Task objective: Which lines of the data below contain "true"? Please show them all.
*** Records supplied ***
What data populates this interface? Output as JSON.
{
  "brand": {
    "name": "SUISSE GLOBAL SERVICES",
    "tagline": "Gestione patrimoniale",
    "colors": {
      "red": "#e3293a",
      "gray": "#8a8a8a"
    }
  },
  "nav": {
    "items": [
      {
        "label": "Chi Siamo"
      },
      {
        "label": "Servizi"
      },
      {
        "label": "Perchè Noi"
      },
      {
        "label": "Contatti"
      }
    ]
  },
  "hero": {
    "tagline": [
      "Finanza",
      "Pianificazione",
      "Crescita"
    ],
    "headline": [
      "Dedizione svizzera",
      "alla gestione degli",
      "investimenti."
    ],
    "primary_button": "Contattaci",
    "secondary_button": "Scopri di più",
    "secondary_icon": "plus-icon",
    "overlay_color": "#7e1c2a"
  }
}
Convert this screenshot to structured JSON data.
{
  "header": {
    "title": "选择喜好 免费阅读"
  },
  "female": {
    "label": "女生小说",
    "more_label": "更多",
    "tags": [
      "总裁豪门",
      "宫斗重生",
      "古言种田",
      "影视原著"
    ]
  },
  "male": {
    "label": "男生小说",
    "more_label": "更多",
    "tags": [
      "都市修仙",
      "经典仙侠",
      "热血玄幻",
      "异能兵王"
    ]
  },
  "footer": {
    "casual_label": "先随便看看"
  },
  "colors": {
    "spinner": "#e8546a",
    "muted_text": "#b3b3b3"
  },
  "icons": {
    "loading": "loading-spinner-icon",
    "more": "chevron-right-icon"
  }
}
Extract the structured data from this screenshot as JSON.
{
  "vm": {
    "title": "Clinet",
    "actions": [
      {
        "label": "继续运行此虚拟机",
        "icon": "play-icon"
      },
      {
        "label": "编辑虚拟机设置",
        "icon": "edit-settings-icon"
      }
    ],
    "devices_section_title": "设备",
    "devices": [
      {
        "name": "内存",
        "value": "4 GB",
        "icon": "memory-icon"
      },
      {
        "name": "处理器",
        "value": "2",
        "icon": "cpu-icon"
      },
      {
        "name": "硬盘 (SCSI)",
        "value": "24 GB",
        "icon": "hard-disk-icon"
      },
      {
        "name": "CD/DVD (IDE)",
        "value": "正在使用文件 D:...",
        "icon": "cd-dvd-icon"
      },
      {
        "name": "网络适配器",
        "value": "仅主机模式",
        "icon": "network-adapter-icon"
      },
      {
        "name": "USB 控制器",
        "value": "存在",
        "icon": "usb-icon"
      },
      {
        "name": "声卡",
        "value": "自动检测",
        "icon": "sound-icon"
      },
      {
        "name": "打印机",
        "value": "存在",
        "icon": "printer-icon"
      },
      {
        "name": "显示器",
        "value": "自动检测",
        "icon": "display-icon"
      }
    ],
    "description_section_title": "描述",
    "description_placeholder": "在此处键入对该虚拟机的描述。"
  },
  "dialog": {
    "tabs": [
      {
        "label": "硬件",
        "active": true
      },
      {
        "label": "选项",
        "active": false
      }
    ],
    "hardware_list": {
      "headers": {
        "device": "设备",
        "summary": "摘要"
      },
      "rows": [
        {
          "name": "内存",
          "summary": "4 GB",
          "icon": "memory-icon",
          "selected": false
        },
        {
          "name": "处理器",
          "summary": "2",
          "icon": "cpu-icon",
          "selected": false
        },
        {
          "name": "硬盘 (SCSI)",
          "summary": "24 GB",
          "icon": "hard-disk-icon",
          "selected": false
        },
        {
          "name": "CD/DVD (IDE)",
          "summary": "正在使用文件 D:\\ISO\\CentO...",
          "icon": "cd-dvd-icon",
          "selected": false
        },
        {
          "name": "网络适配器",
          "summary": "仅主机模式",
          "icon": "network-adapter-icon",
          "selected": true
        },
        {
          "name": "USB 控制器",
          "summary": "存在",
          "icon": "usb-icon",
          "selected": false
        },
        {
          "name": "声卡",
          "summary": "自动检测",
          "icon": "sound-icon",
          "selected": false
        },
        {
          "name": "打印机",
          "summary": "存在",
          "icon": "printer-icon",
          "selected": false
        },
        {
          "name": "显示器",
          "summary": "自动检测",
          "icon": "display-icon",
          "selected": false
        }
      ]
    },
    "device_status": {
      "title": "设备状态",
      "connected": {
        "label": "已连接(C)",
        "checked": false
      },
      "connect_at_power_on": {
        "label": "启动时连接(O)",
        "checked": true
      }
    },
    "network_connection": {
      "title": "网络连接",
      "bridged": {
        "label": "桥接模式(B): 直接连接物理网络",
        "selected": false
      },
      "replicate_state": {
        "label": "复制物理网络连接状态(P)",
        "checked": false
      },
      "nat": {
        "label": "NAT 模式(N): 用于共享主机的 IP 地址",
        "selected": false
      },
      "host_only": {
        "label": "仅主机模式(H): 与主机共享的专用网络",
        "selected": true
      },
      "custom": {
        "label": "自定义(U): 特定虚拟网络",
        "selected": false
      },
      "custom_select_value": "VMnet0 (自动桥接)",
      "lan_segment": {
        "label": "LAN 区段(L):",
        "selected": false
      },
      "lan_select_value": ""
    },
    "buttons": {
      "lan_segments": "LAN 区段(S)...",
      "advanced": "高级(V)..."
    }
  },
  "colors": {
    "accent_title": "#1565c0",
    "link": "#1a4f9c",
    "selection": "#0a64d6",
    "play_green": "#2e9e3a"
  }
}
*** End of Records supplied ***
Output below:
        "active": true
          "selected": true
        "checked": true
        "selected": true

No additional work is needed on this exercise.